That’s sort of what it’s like to be a Christian. We live in a time of right now, and not yet as we wait for God’s kingdom. Like the guy in “How I Met Your Mother,” we worry about this peace that we want but don’t yet have, and we look around at all our divisions and breakups and wonder how God’s promises are ever going to be fulfilled. Like the people Jesus was talking to today, we aren’t always faithful in interpreting the signs to tell the story of how God is saving us all. But despite our doubts, we are always moving toward that reality, that faith, that peace that we hope for, but right now, only glimpse, as in a mirror dimly.
In this place of right now and not yet, maybe we can occupy the middle ground by remembering that Jesus calls us to love one another, not to agree with one another. Instead of hiding our conflicts, maybe we can talk about them with one foot in our bound consciences and the other in Christ-like love.
Here’s what that might look like. There is a young 20-something who gets up early every Sunday morning, kisses her sleeping husband, and drives an hour into rural West Virginia to make it to her church. This young woman, Alise, drives her van—covered in Human Rights Campaign and Obama stickers, into a parking lot full of conservative pickup trucks. She recognizes that she doesn’t fit in to the church—not into the political atmosphere, not into the age range, not even, sometimes, into the prevailing theology. But, she says, this church is her home.
The owner of a local bed and breakfast who brings in flowers every Sunday never fails to give me a hug. The Christian school teacher asks me how things are going with my book writing. The man who helps run the children’s archery program stops me to let me know that he’s praying for the women at Beginning of Life with me. The pastor’s wife calls me beautiful and the pastor always thanks me for being a part of the family.
I don’t fit in, she says, but I am loved.
I wonder if that ethos of love can come to define our church, more than either peace or division does.
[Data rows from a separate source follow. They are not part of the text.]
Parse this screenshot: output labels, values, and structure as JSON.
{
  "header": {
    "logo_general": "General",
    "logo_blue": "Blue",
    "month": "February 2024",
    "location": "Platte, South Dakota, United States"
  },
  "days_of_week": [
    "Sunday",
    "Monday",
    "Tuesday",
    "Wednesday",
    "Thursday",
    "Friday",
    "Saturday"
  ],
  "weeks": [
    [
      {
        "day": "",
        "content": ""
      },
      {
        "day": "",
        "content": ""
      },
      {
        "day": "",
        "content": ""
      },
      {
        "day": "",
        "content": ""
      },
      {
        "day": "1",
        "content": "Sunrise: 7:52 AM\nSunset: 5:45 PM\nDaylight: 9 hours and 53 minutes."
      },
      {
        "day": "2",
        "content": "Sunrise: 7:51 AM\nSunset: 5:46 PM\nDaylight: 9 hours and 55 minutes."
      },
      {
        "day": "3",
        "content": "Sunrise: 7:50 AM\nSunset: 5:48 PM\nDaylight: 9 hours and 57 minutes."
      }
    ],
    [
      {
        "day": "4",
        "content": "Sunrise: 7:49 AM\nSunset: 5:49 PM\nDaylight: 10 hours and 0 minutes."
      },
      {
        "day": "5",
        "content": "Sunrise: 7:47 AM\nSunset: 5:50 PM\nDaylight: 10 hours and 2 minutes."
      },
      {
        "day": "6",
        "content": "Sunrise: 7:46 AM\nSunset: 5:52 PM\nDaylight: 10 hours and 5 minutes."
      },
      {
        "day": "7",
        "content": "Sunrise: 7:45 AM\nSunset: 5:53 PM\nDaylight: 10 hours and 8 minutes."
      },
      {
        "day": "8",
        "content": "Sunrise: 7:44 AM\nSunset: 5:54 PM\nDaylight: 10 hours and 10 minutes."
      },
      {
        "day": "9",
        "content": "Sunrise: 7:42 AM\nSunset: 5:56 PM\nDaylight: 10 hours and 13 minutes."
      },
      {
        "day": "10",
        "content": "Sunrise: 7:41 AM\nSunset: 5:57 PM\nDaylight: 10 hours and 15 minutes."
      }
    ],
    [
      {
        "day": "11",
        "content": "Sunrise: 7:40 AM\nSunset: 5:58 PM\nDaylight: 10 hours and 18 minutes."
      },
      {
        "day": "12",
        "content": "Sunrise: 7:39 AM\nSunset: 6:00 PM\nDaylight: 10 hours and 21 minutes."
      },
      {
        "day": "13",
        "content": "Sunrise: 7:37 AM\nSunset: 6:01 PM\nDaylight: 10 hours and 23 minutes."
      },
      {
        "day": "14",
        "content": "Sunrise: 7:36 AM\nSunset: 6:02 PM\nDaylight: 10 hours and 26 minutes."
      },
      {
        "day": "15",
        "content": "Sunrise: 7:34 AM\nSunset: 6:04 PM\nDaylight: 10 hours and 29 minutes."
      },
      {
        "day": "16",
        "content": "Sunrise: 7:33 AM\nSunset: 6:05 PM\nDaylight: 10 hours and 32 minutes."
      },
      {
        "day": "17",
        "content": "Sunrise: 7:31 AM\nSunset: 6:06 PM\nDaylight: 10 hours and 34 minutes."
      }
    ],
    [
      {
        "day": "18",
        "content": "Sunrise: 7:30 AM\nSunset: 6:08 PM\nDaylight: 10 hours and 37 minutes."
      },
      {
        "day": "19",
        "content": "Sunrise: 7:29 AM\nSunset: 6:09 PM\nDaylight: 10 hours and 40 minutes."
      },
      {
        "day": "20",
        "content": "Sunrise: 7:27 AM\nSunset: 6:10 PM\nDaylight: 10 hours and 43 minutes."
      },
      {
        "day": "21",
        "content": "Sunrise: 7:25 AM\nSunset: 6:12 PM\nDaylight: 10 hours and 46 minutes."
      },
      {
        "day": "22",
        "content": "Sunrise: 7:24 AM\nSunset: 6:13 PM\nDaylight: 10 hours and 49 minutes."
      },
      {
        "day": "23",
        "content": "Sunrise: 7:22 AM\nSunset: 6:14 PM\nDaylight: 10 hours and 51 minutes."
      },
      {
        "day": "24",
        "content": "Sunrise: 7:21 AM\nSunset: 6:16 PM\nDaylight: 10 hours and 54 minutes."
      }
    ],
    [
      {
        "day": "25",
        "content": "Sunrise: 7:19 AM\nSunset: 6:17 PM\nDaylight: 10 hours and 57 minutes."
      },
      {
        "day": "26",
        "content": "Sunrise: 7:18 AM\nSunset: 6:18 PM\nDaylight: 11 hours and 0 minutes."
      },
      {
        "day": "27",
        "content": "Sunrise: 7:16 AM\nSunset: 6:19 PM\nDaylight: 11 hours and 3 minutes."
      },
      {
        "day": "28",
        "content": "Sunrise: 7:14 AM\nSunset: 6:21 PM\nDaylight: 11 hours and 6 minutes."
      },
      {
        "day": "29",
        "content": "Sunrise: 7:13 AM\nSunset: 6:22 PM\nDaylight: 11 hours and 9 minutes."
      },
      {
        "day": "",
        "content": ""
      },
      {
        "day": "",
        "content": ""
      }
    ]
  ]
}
I wonder if our emphasis can shift from looking the same, believing the same, practicing the same, to admitting that we are all so totally different, but Christ died the same for all of us. I wonder if the strength we draw from that love can enable us to love each other so well that conflict doesn’t scare us anymore, because it’s just another episode that brings us one step closer to the time when Christ comes again, bringing in that reign of peace we’re so desperately thirsting for.
But no matter how many mistakes we make, when Christ comes again, in addition to the healing of the nations and the chorus of seraphs singing endless songs of praise, there will be a moment in the action where the angels fall silent while God is wiping the tears from our eyes, and we are together, and perfect, and beloved in God’s sight, and at peace: and God smiles at us and says, “And that, kids, is why I sent my beloved Son to save you all.”